But now the Shuttles are grounded.  None of them will fly again.  They’ll become museum attractions, and sit in silence, while the children wonder at them, and us oldsters will talk about seeing them fly, “back in the day”.  When will we see the next manned machine fly into space with Old Glory proudly emblazoned on it’s side?  It’s going to be a long time.  Private industry is working on ships that will reach low Earth orbit, and be able to dock with the International Space Station.  The brave talk is that those ships will be flying in a few short years, but, as we all know, this is rocket science.  It’s possible we’ll see private companies hauling cargo and astronauts to the ISS this decade, but I’m not holding my breath.  Even though this is only year 1 of the “tensies”, I wonder how soon we’ll really see a company logo docking with ISS, and unloading supplies and crewmembers to the station.  I think it will be a while, and it’s even possible that we’ll see a Chinese vehicle there before we see the U.S.S. Capitalism clamping onto one of those docking adapters.

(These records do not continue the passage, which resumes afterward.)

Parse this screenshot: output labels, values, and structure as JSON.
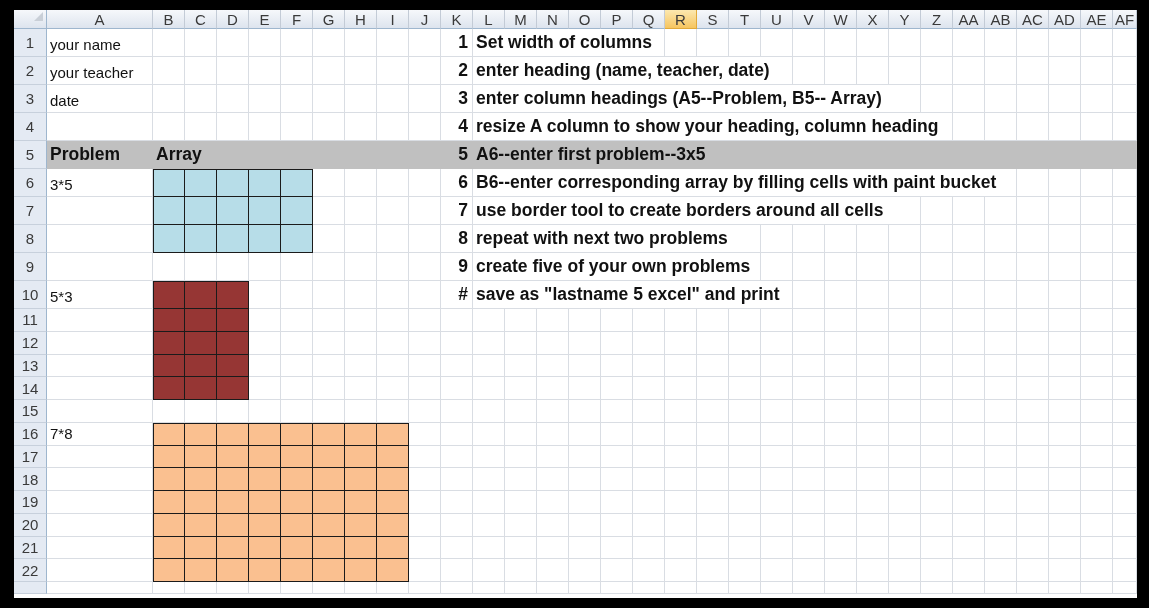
{
  "columns": [
    {
      "label": "A",
      "selected": false
    },
    {
      "label": "B",
      "selected": false
    },
    {
      "label": "C",
      "selected": false
    },
    {
      "label": "D",
      "selected": false
    },
    {
      "label": "E",
      "selected": false
    },
    {
      "label": "F",
      "selected": false
    },
    {
      "label": "G",
      "selected": false
    },
    {
      "label": "H",
      "selected": false
    },
    {
      "label": "I",
      "selected": false
    },
    {
      "label": "J",
      "selected": false
    },
    {
      "label": "K",
      "selected": false
    },
    {
      "label": "L",
      "selected": false
    },
    {
      "label": "M",
      "selected": false
    },
    {
      "label": "N",
      "selected": false
    },
    {
      "label": "O",
      "selected": false
    },
    {
      "label": "P",
      "selected": false
    },
    {
      "label": "Q",
      "selected": false
    },
    {
      "label": "R",
      "selected": true
    },
    {
      "label": "S",
      "selected": false
    },
    {
      "label": "T",
      "selected": false
    },
    {
      "label": "U",
      "selected": false
    },
    {
      "label": "V",
      "selected": false
    },
    {
      "label": "W",
      "selected": false
    },
    {
      "label": "X",
      "selected": false
    },
    {
      "label": "Y",
      "selected": false
    },
    {
      "label": "Z",
      "selected": false
    },
    {
      "label": "AA",
      "selected": false
    },
    {
      "label": "AB",
      "selected": false
    },
    {
      "label": "AC",
      "selected": false
    },
    {
      "label": "AD",
      "selected": false
    },
    {
      "label": "AE",
      "selected": false
    },
    {
      "label": "AF",
      "selected": false
    }
  ],
  "rows": [
    {
      "number": "1",
      "column_a": "your name",
      "column_k": "1",
      "column_l": "Set width of columns",
      "bold": false,
      "highlighted": false
    },
    {
      "number": "2",
      "column_a": "your teacher",
      "column_k": "2",
      "column_l": "enter heading (name, teacher, date)",
      "bold": false,
      "highlighted": false
    },
    {
      "number": "3",
      "column_a": "date",
      "column_k": "3",
      "column_l": "enter column headings (A5--Problem, B5-- Array)",
      "bold": false,
      "highlighted": false
    },
    {
      "number": "4",
      "column_k": "4",
      "column_l": "resize A column to show your heading, column heading",
      "highlighted": false
    },
    {
      "number": "5",
      "column_a": "Problem",
      "column_b": "Array",
      "column_k": "5",
      "column_l": "A6--enter first problem--3x5",
      "bold": true,
      "highlighted": true
    },
    {
      "number": "6",
      "column_a": "3*5",
      "column_k": "6",
      "column_l": "B6--enter corresponding array by filling cells with paint bucket",
      "bold": false,
      "highlighted": false,
      "fill": {
        "color": "#b7dde8",
        "cells": [
          true,
          true,
          true,
          true,
          true,
          false,
          false,
          false
        ]
      }
    },
    {
      "number": "7",
      "column_k": "7",
      "column_l": "use border tool to create borders around all cells",
      "highlighted": false,
      "fill": {
        "color": "#b7dde8",
        "cells": [
          true,
          true,
          true,
          true,
          true,
          false,
          false,
          false
        ]
      }
    },
    {
      "number": "8",
      "column_k": "8",
      "column_l": "repeat with next two problems",
      "highlighted": false,
      "fill": {
        "color": "#b7dde8",
        "cells": [
          true,
          true,
          true,
          true,
          true,
          false,
          false,
          false
        ]
      }
    },
    {
      "number": "9",
      "column_k": "9",
      "column_l": "create five of your own problems",
      "highlighted": false
    },
    {
      "number": "10",
      "column_a": "5*3",
      "column_k": "#",
      "column_l": "save as \"lastname 5 excel\" and print",
      "bold": false,
      "highlighted": false,
      "fill": {
        "color": "#963634",
        "cells": [
          true,
          true,
          true,
          false,
          false,
          false,
          false,
          false
        ]
      }
    },
    {
      "number": "11",
      "highlighted": false,
      "fill": {
        "color": "#963634",
        "cells": [
          true,
          true,
          true,
          false,
          false,
          false,
          false,
          false
        ]
      }
    },
    {
      "number": "12",
      "highlighted": false,
      "fill": {
        "color": "#963634",
        "cells": [
          true,
          true,
          true,
          false,
          false,
          false,
          false,
          false
        ]
      }
    },
    {
      "number": "13",
      "highlighted": false,
      "fill": {
        "color": "#963634",
        "cells": [
          true,
          true,
          true,
          false,
          false,
          false,
          false,
          false
        ]
      }
    },
    {
      "number": "14",
      "highlighted": false,
      "fill": {
        "color": "#963634",
        "cells": [
          true,
          true,
          true,
          false,
          false,
          false,
          false,
          false
        ]
      }
    },
    {
      "number": "15",
      "highlighted": false
    },
    {
      "number": "16",
      "column_a": "7*8",
      "bold": false,
      "highlighted": false,
      "fill": {
        "color": "#fac090",
        "cells": [
          true,
          true,
          true,
          true,
          true,
          true,
          true,
          true
        ]
      }
    },
    {
      "number": "17",
      "highlighted": false,
      "fill": {
        "color": "#fac090",
        "cells": [
          true,
          true,
          true,
          true,
          true,
          true,
          true,
          true
        ]
      }
    },
    {
      "number": "18",
      "highlighted": false,
      "fill": {
        "color": "#fac090",
        "cells": [
          true,
          true,
          true,
          true,
          true,
          true,
          true,
          true
        ]
      }
    },
    {
      "number": "19",
      "highlighted": false,
      "fill": {
        "color": "#fac090",
        "cells": [
          true,
          true,
          true,
          true,
          true,
          true,
          true,
          true
        ]
      }
    },
    {
      "number": "20",
      "highlighted": false,
      "fill": {
        "color": "#fac090",
        "cells": [
          true,
          true,
          true,
          true,
          true,
          true,
          true,
          true
        ]
      }
    },
    {
      "number": "21",
      "highlighted": false,
      "fill": {
        "color": "#fac090",
        "cells": [
          true,
          true,
          true,
          true,
          true,
          true,
          true,
          true
        ]
      }
    },
    {
      "number": "22",
      "highlighted": false,
      "fill": {
        "color": "#fac090",
        "cells": [
          true,
          true,
          true,
          true,
          true,
          true,
          true,
          true
        ]
      }
    }
  ]
}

We’ve given up on the Moon.  We’ve given up on Mars.  NASA used to be the right stuff.  Now the right stuff has gone missing, and I’m not sure we’ll find it, at least not in my lifetime.  I grew up a child of the space age.  I’m one month older.  I was born in September 1957, and Sputnik was launched in October 1957.  Space travel has been with me my entire life.  My childhood was filled with a future full of space stations, moon bases, Mars colonies, flying cars, warp drive, transporters, and yes, even phasers.  Now, we have the space station, but we have no way to get there from here.  We’re reduced to standing at the curb, hand up, yelling “TAXI!”  There is no Moon base.  There is no Mars base.  There are no flying cars, warp drive, transporters, or phasers.  When there are, they’re likely to be labeled in Russian, or Chinese.

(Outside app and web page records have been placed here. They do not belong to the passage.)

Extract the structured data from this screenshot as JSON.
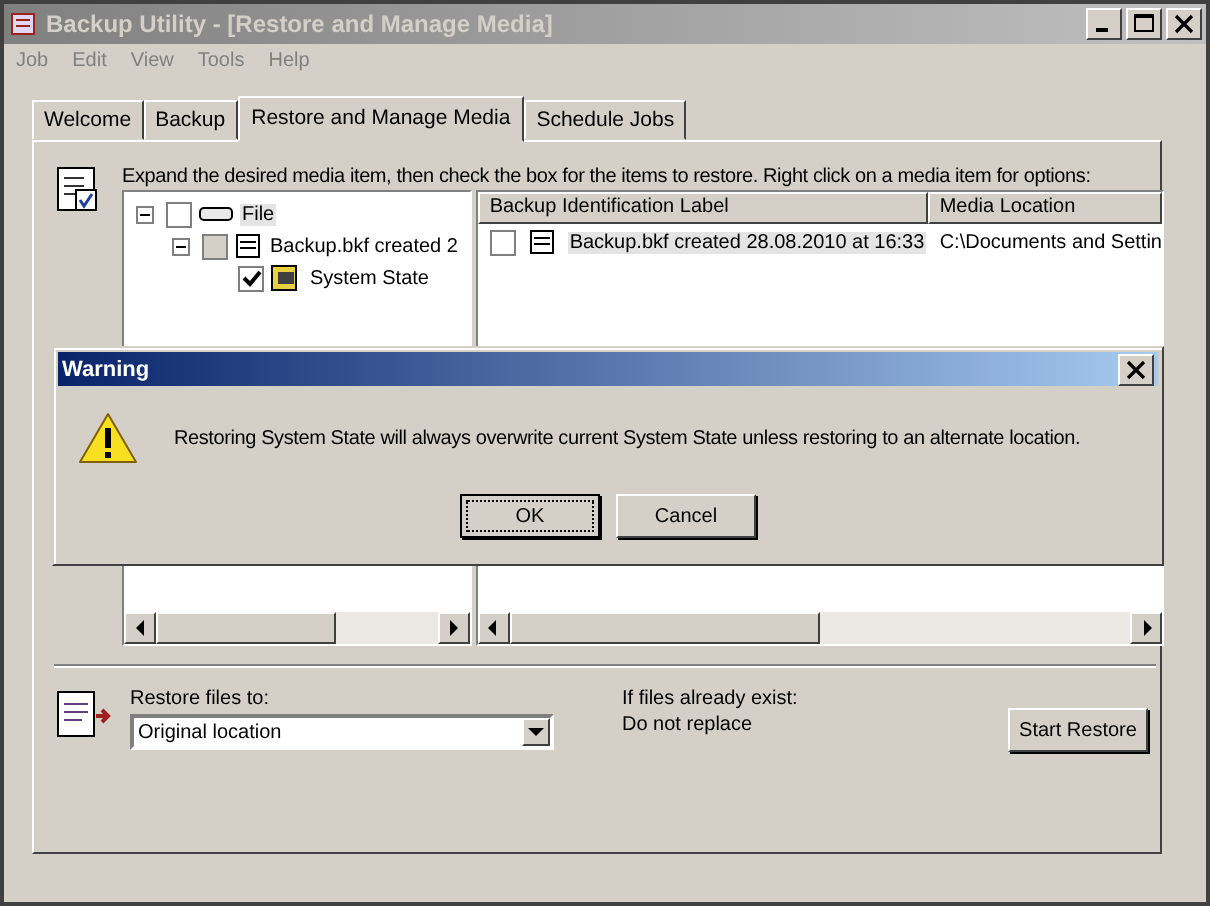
{
  "window": {
    "title": "Backup Utility - [Restore and Manage Media]"
  },
  "menu": [
    "Job",
    "Edit",
    "View",
    "Tools",
    "Help"
  ],
  "tabs": [
    {
      "label": "Welcome",
      "selected": false
    },
    {
      "label": "Backup",
      "selected": false
    },
    {
      "label": "Restore and Manage Media",
      "selected": true
    },
    {
      "label": "Schedule Jobs",
      "selected": false
    }
  ],
  "instruction": "Expand the desired media item, then check the box for the items to restore. Right click on a media item for options:",
  "tree": [
    {
      "label": "File",
      "checked": false,
      "greyed": false,
      "selected": true,
      "expanded": true,
      "kind": "media",
      "children": [
        {
          "label": "Backup.bkf created 2",
          "checked": false,
          "greyed": true,
          "selected": false,
          "expanded": true,
          "kind": "file",
          "children": [
            {
              "label": "System State",
              "checked": true,
              "greyed": false,
              "selected": false,
              "kind": "state"
            }
          ]
        }
      ]
    }
  ],
  "list": {
    "columns": [
      "Backup Identification Label",
      "Media Location"
    ],
    "rows": [
      {
        "checked": false,
        "selected": true,
        "label": "Backup.bkf created 28.08.2010 at 16:33",
        "location": "C:\\Documents and Settin"
      }
    ]
  },
  "restore_to": {
    "label": "Restore files to:",
    "value": "Original location"
  },
  "if_exist": {
    "label": "If files already exist:",
    "value": "Do not replace"
  },
  "start_button": "Start Restore",
  "dialog": {
    "title": "Warning",
    "message": "Restoring System State will always overwrite current System State unless restoring to an alternate location.",
    "buttons": [
      {
        "label": "OK",
        "selected": true
      },
      {
        "label": "Cancel",
        "selected": false
      }
    ]
  }
}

Wither, NASA?  I hope not.  The agency people put up a good talk, and I hope there’s plenty going on in the background that we don’t really see much about, but once momentum is lost, it’s gone.  It’s difficult to rebuild the skills, experience, knowledge, and understanding from scratch again, after you’ve let it go.  Think of a body builder, who in his youth is buff, and strong, and winning tournaments every time he goes out.  Then after a while, he starts taking a break.  The muscles loosen, the waist expands, the habits that won those admiring glances fade away.  How often do you see them stage comebacks, and be bigger and stronger than before?  NASA might do that, but I think the odds are against it.  And if the Tea Party dimwits have their way, it’ll never happen.

In case you hadn’t noticed, I’m a bit melancholy about the whole thing right now.  Maybe things will look a bit brighter tomorrow.  Maybe.